From the abstraction of a bullet hole through a target to the unsettling focus on crowds gathered around acts of brutality, the socio-political aspects of violence are being addressed in unusual ways. In his series Hail, Garrett O. Hansen constructs images from bullet holes – enlarged single shots as well as abstracted images from a hail of bullets pummeling the human-form targets used at firing ranges – balancing their overt destructiveness with his act of creating photographs that are at once alluring and terrifying. Krista Wortendyke grapples with issues of violence locally and globally in her series, Intervention, manipulating found images to effectively shift the viewer’s focus from the terrorized to the brutalizers in an unnerving exploration of how such violent images shape our cultural memory and personal experiences.
In a study of both national angst and readiness, Adam Reynolds examines the diverse ways that Israelis have re-purposed bomb shelters throughout their country, sometimes using them as dance studios, pubs, or worship halls in his series, Architecture of an Existential Threat.
Architecture is interpreted far differently by Matthew Bender, who employs clever juxtapositions in his interpretive landscapes of the gentrifying Northern Liberties neighborhood of Philadelphia in his series named for its metaphoric underlying creek Cohocksink.

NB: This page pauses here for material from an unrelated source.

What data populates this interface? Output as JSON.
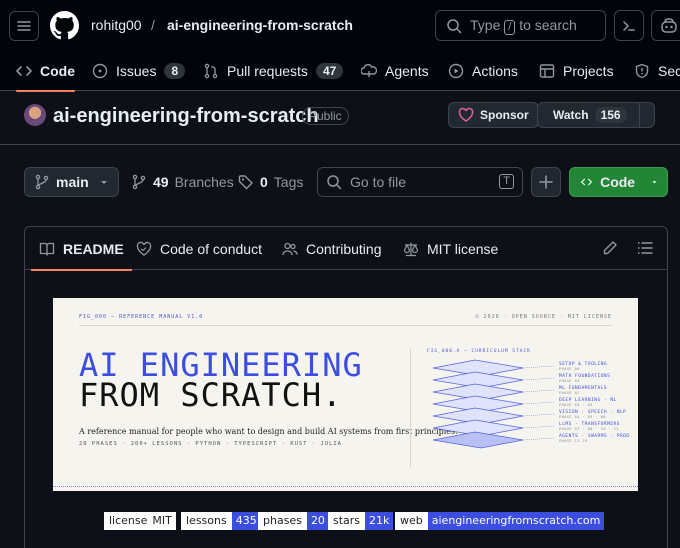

Bob Bright’s urban Los Angeles work is shot in contrasty, tactile B&W, utilizing compositional repetition, reflection and angles so extreme that the images suggest an austere otherworldliness. In Everything is Fine Here, Katie Harwood revisits the suburban Chicago neighborhood of her youth during the annual one-week ritual of spring cleaning. Her images of immaculate homes offering up their discarded contents are a decidedly sociologic take on the ideas of collecting and decay, consumerism and value. David Wolf explores the parallels between the collected and the discarded with poignant elegance in his series The After Life of Things, wherein he uses different types of expired photographic papers to portray the items he finds left behind by others. The serendipitous color shifts, fogging and stains characteristic of the papers prompt the viewer to consider the photograph as an object, while alluding to history and memories.
In METRO: Scenes from an Urban Stage, Stan Raucher captures the candid emotions and interactions of ordinary people riding metro systems around the world in B&W images that are nothing less than an ode to urban community. In a tribute to the ephemeral nature of home and family, Alice Q. Hargrave photographs at the cusp between lightness and darkness, underscoring the passage of time by evoking “moments on the periphery” of hectic everyday family life. In her series Paradise Wavering, she explores emotions, memories and moods in the genre of vernacular family photography, weighing the cerebral and the visceral with delicacy and sophistication.
To learn more about Filter Photo Festival, go to: http://www.filterfestival.com/
Feature Image: “Untitled (Expeditions)” from the series Paradise Wavering by Alice Q. Hargrave (courtesy of the artist).